KUALA LUMPUR - Malaysia will impose a tax of between 5 and 10 per cent on the sale of goods, while services will attract a 6 per cent levy when a new tax regime comes into effect on Sept 1, the country's customs chief Subromaniam Tholasy said on Thursday (Aug 30).
The Sales and Services Tax (SST) is being reintroduced after the government led by Prime Minister Mahathir Mohamad repealed an unpopular goods and services tax (GST) earlier this month.
The GST, which covered a broader range of items and services compared with the SST, has been set at 6 per cent.
A total of 5,443 consumer items have been exempted from the sales tax. The figure is 10 times the number of goods that were exempted from the now-repealed Goods and Services Tax (GST).
Only 545 consumer items were exempted from GST when it was introduced in 2015, reported The Star newspaper.
Among the items that will not be taxed are live animals, daily food items like rice, cooking oil and bread, general goods like newspapers and sanitary pads, and vehicles including bicycles, motorcycles below 250cc, and forklifts.
Private hospitals and domestic flights, except for rural air services, will not be taxed either.
Subromaniam also said at the media briefing on Thursday that the number of service tax-applicable businesses is 43.49 per cent compared to 65.85 per cent of services that were GST-applicable.
"There were 472,000 business that were registered with GST, but we expect only 80,000 businesses to register with SST," he said.

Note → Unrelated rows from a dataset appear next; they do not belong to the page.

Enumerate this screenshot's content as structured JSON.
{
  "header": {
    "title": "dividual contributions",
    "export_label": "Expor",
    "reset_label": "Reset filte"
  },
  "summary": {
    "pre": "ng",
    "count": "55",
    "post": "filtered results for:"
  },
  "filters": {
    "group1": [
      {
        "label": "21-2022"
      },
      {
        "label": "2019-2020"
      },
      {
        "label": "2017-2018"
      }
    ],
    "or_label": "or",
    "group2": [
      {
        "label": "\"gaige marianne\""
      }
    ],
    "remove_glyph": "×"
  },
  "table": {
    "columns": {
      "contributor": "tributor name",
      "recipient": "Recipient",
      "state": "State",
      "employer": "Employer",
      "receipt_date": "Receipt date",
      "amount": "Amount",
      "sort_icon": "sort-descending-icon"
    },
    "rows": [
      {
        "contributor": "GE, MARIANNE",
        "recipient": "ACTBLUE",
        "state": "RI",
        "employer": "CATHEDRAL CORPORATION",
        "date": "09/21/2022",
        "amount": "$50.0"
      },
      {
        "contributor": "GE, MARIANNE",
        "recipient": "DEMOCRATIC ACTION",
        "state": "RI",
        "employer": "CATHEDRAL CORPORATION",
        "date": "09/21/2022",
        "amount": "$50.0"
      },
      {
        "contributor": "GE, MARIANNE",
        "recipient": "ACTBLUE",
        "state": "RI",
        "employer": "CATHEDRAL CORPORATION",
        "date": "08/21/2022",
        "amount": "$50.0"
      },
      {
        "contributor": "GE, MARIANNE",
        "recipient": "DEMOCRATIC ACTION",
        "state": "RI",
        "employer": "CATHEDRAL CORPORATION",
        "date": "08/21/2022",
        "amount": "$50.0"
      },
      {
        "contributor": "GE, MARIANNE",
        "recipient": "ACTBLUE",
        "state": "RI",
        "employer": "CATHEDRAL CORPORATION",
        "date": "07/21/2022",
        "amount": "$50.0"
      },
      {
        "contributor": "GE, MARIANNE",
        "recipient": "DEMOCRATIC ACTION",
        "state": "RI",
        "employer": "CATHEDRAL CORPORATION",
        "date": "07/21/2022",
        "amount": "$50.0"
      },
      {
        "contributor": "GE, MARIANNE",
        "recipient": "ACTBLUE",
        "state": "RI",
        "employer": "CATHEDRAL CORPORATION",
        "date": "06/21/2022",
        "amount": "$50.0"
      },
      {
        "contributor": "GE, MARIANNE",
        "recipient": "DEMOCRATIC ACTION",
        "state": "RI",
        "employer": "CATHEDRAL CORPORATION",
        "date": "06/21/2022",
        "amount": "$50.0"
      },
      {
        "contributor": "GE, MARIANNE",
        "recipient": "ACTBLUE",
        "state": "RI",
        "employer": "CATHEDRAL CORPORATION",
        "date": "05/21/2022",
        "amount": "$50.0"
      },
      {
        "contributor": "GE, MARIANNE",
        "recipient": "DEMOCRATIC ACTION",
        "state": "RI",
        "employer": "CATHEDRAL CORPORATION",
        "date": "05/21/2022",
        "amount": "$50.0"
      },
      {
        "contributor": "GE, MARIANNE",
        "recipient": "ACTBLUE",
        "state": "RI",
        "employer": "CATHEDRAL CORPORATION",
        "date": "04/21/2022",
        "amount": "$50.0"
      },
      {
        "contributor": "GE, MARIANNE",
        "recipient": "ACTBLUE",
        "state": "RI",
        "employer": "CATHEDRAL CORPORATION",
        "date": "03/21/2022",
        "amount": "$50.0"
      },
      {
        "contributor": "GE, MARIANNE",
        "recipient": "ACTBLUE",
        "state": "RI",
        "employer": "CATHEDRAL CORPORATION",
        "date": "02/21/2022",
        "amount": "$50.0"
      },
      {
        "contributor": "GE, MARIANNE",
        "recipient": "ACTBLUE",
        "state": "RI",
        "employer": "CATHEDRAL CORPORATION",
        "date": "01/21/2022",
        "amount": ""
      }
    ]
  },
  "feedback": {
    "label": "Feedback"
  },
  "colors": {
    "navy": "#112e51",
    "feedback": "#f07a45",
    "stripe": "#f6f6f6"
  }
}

"About 85 per cent of businesses will be out of the tax net," he was quoted as saying by The Star newspaper, adding that this would help reduce prices as small manufacturers, cottage industries and small retailers will not be burdened by taxation.

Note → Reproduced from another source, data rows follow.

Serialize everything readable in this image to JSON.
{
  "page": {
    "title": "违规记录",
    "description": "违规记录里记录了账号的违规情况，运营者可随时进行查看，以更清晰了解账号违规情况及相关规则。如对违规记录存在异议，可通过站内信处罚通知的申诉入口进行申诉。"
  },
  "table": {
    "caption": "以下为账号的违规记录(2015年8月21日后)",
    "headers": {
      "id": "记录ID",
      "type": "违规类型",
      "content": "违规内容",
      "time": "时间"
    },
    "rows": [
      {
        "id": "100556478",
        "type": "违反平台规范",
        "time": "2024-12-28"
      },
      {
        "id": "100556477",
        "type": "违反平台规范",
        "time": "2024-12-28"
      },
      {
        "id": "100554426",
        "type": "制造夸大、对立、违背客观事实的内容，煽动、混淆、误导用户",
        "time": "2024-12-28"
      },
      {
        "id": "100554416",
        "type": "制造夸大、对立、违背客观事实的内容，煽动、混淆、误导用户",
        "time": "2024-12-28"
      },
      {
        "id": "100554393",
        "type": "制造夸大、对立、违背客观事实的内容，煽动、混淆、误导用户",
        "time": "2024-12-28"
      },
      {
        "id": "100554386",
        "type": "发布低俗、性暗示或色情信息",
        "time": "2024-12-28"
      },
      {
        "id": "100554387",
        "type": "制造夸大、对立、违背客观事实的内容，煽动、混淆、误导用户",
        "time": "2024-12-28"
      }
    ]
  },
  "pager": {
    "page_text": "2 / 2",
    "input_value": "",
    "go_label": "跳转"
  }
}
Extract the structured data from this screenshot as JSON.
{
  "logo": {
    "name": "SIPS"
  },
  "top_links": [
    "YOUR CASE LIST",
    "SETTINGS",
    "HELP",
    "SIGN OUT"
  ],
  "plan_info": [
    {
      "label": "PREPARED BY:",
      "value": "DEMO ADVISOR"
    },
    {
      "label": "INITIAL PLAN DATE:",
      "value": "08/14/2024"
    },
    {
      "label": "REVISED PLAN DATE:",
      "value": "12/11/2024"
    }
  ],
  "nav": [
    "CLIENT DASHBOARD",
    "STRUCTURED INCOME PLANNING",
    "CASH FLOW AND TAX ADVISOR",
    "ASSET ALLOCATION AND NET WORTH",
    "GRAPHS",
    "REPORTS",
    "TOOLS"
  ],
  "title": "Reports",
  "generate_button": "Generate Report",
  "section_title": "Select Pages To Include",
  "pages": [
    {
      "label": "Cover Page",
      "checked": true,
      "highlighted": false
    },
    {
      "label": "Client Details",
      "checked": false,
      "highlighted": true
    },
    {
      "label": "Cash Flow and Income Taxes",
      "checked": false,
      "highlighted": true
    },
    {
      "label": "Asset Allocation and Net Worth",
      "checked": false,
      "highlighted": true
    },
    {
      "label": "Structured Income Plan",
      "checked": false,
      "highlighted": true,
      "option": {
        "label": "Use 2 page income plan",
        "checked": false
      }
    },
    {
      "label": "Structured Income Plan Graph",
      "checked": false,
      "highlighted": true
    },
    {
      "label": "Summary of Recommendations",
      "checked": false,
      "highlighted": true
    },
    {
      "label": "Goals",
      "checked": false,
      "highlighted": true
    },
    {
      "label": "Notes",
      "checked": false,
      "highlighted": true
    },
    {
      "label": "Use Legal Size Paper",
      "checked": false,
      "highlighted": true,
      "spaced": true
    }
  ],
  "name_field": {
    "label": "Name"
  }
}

Finance Minister Lim Guan Eng said at the media briefing on Thursday that the SST threshold for eateries will be increased to RM1.5 million (S$500,000), reported The Star.
This means only eateries that make RM1.5 million and above annually will be subject to SST.
"We received feedback from owners of coffee shops and nasi kandar restaurants, (and) they have asked for the threshold to be increased from RM500,000 (under the GST).
"Some have asked for it to be increased to RM3mil annually, which it is a bit too much.
"So only if your annual turnover is above RM1.5mil will you be subject to SST," Lim said at the briefing on SST at the Treasury building.